**DATA FOR THE TASK:**
####
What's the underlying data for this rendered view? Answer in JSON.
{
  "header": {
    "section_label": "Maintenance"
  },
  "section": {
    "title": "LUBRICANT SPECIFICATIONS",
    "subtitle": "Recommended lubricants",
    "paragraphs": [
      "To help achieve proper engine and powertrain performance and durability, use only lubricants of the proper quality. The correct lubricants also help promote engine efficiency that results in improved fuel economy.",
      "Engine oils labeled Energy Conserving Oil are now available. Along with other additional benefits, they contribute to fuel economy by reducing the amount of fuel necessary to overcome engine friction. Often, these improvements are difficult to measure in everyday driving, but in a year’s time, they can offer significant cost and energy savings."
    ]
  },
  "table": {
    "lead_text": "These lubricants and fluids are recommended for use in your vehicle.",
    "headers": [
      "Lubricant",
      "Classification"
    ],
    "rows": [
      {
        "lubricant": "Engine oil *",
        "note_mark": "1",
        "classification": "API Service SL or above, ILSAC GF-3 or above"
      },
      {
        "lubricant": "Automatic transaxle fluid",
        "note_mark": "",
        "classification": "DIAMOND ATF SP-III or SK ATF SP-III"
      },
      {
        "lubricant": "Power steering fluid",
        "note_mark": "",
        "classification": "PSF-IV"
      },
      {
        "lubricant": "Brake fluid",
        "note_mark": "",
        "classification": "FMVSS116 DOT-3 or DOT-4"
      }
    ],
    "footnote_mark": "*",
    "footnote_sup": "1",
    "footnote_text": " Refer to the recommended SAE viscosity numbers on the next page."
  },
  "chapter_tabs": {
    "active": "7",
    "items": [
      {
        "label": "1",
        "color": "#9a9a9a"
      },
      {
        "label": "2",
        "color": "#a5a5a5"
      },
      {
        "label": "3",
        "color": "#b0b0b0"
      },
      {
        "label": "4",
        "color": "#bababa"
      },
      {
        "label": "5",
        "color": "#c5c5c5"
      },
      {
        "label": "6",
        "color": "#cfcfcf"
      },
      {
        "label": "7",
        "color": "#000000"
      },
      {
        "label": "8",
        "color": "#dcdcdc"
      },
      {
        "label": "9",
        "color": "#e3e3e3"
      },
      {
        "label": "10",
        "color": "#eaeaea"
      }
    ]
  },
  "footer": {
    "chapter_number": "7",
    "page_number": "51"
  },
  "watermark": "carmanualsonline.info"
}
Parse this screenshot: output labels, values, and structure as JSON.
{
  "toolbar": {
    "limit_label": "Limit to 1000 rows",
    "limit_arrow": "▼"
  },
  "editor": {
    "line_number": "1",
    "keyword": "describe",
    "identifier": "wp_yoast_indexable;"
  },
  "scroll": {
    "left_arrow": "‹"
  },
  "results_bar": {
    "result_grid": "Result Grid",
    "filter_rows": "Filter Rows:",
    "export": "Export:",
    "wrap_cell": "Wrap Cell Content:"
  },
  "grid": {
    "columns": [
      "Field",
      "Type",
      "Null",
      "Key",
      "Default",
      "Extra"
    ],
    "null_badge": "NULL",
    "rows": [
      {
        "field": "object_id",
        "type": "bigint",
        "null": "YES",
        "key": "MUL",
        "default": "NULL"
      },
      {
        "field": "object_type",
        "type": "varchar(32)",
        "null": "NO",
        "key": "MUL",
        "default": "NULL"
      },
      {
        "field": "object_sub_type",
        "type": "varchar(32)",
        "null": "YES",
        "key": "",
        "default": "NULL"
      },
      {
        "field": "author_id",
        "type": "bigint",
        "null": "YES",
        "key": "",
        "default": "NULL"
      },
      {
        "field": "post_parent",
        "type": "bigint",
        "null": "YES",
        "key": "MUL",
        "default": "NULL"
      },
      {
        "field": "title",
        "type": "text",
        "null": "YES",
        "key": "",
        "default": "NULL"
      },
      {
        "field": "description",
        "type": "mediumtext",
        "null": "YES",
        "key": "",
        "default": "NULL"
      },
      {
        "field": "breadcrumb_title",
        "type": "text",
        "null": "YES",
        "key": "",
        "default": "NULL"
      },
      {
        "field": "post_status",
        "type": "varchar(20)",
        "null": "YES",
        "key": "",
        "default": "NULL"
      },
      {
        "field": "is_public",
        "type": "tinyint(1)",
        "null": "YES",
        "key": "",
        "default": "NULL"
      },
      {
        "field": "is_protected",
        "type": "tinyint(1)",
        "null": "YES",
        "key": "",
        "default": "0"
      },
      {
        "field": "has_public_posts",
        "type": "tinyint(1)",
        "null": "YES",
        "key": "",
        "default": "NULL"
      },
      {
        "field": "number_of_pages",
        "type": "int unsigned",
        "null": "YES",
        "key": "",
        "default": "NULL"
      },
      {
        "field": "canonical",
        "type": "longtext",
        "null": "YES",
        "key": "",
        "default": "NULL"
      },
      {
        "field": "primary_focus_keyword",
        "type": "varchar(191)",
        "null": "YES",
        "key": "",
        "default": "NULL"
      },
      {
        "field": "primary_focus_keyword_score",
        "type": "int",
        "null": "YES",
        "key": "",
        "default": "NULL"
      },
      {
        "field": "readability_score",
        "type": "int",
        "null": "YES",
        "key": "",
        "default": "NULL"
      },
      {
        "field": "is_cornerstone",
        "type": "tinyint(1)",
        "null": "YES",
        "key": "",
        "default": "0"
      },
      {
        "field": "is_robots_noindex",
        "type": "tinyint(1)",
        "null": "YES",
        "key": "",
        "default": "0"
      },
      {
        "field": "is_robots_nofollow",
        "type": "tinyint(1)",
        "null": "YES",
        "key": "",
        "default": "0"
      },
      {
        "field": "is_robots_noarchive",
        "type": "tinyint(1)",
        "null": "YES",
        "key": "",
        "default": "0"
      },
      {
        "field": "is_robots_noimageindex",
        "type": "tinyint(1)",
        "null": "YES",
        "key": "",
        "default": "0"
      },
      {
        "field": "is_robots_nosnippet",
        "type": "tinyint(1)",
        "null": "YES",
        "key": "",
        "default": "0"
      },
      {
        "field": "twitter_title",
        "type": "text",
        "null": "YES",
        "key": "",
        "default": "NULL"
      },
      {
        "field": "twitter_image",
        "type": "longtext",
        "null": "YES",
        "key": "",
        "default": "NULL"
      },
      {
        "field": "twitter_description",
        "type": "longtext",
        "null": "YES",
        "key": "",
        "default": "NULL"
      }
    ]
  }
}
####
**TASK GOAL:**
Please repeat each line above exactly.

**SOLUTION FOR THIS EXERCISE:**
What's the underlying data for this rendered view? Answer in JSON.
{
  "header": {
    "section_label": "Maintenance"
  },
  "section": {
    "title": "LUBRICANT SPECIFICATIONS",
    "subtitle": "Recommended lubricants",
    "paragraphs": [
      "To help achieve proper engine and powertrain performance and durability, use only lubricants of the proper quality. The correct lubricants also help promote engine efficiency that results in improved fuel economy.",
      "Engine oils labeled Energy Conserving Oil are now available. Along with other additional benefits, they contribute to fuel economy by reducing the amount of fuel necessary to overcome engine friction. Often, these improvements are difficult to measure in everyday driving, but in a year’s time, they can offer significant cost and energy savings."
    ]
  },
  "table": {
    "lead_text": "These lubricants and fluids are recommended for use in your vehicle.",
    "headers": [
      "Lubricant",
      "Classification"
    ],
    "rows": [
      {
        "lubricant": "Engine oil *",
        "note_mark": "1",
        "classification": "API Service SL or above, ILSAC GF-3 or above"
      },
      {
        "lubricant": "Automatic transaxle fluid",
        "note_mark": "",
        "classification": "DIAMOND ATF SP-III or SK ATF SP-III"
      },
      {
        "lubricant": "Power steering fluid",
        "note_mark": "",
        "classification": "PSF-IV"
      },
      {
        "lubricant": "Brake fluid",
        "note_mark": "",
        "classification": "FMVSS116 DOT-3 or DOT-4"
      }
    ],
    "footnote_mark": "*",
    "footnote_sup": "1",
    "footnote_text": " Refer to the recommended SAE viscosity numbers on the next page."
  },
  "chapter_tabs": {
    "active": "7",
    "items": [
      {
        "label": "1",
        "color": "#9a9a9a"
      },
      {
        "label": "2",
        "color": "#a5a5a5"
      },
      {
        "label": "3",
        "color": "#b0b0b0"
      },
      {
        "label": "4",
        "color": "#bababa"
      },
      {
        "label": "5",
        "color": "#c5c5c5"
      },
      {
        "label": "6",
        "color": "#cfcfcf"
      },
      {
        "label": "7",
        "color": "#000000"
      },
      {
        "label": "8",
        "color": "#dcdcdc"
      },
      {
        "label": "9",
        "color": "#e3e3e3"
      },
      {
        "label": "10",
        "color": "#eaeaea"
      }
    ]
  },
  "footer": {
    "chapter_number": "7",
    "page_number": "51"
  },
  "watermark": "carmanualsonline.info"
}
Parse this screenshot: output labels, values, and structure as JSON.
{
  "toolbar": {
    "limit_label": "Limit to 1000 rows",
    "limit_arrow": "▼"
  },
  "editor": {
    "line_number": "1",
    "keyword": "describe",
    "identifier": "wp_yoast_indexable;"
  },
  "scroll": {
    "left_arrow": "‹"
  },
  "results_bar": {
    "result_grid": "Result Grid",
    "filter_rows": "Filter Rows:",
    "export": "Export:",
    "wrap_cell": "Wrap Cell Content:"
  },
  "grid": {
    "columns": [
      "Field",
      "Type",
      "Null",
      "Key",
      "Default",
      "Extra"
    ],
    "null_badge": "NULL",
    "rows": [
      {
        "field": "object_id",
        "type": "bigint",
        "null": "YES",
        "key": "MUL",
        "default": "NULL"
      },
      {
        "field": "object_type",
        "type": "varchar(32)",
        "null": "NO",
        "key": "MUL",
        "default": "NULL"
      },
      {
        "field": "object_sub_type",
        "type": "varchar(32)",
        "null": "YES",
        "key": "",
        "default": "NULL"
      },
      {
        "field": "author_id",
        "type": "bigint",
        "null": "YES",
        "key": "",
        "default": "NULL"
      },
      {
        "field": "post_parent",
        "type": "bigint",
        "null": "YES",
        "key": "MUL",
        "default": "NULL"
      },
      {
        "field": "title",
        "type": "text",
        "null": "YES",
        "key": "",
        "default": "NULL"
      },
      {
        "field": "description",
        "type": "mediumtext",
        "null": "YES",
        "key": "",
        "default": "NULL"
      },
      {
        "field": "breadcrumb_title",
        "type": "text",
        "null": "YES",
        "key": "",
        "default": "NULL"
      },
      {
        "field": "post_status",
        "type": "varchar(20)",
        "null": "YES",
        "key": "",
        "default": "NULL"
      },
      {
        "field": "is_public",
        "type": "tinyint(1)",
        "null": "YES",
        "key": "",
        "default": "NULL"
      },
      {
        "field": "is_protected",
        "type": "tinyint(1)",
        "null": "YES",
        "key": "",
        "default": "0"
      },
      {
        "field": "has_public_posts",
        "type": "tinyint(1)",
        "null": "YES",
        "key": "",
        "default": "NULL"
      },
      {
        "field": "number_of_pages",
        "type": "int unsigned",
        "null": "YES",
        "key": "",
        "default": "NULL"
      },
      {
        "field": "canonical",
        "type": "longtext",
        "null": "YES",
        "key": "",
        "default": "NULL"
      },
      {
        "field": "primary_focus_keyword",
        "type": "varchar(191)",
        "null": "YES",
        "key": "",
        "default": "NULL"
      },
      {
        "field": "primary_focus_keyword_score",
        "type": "int",
        "null": "YES",
        "key": "",
        "default": "NULL"
      },
      {
        "field": "readability_score",
        "type": "int",
        "null": "YES",
        "key": "",
        "default": "NULL"
      },
      {
        "field": "is_cornerstone",
        "type": "tinyint(1)",
        "null": "YES",
        "key": "",
        "default": "0"
      },
      {
        "field": "is_robots_noindex",
        "type": "tinyint(1)",
        "null": "YES",
        "key": "",
        "default": "0"
      },
      {
        "field": "is_robots_nofollow",
        "type": "tinyint(1)",
        "null": "YES",
        "key": "",
        "default": "0"
      },
      {
        "field": "is_robots_noarchive",
        "type": "tinyint(1)",
        "null": "YES",
        "key": "",
        "default": "0"
      },
      {
        "field": "is_robots_noimageindex",
        "type": "tinyint(1)",
        "null": "YES",
        "key": "",
        "default": "0"
      },
      {
        "field": "is_robots_nosnippet",
        "type": "tinyint(1)",
        "null": "YES",
        "key": "",
        "default": "0"
      },
      {
        "field": "twitter_title",
        "type": "text",
        "null": "YES",
        "key": "",
        "default": "NULL"
      },
      {
        "field": "twitter_image",
        "type": "longtext",
        "null": "YES",
        "key": "",
        "default": "NULL"
      },
      {
        "field": "twitter_description",
        "type": "longtext",
        "null": "YES",
        "key": "",
        "default": "NULL"
      }
    ]
  }
}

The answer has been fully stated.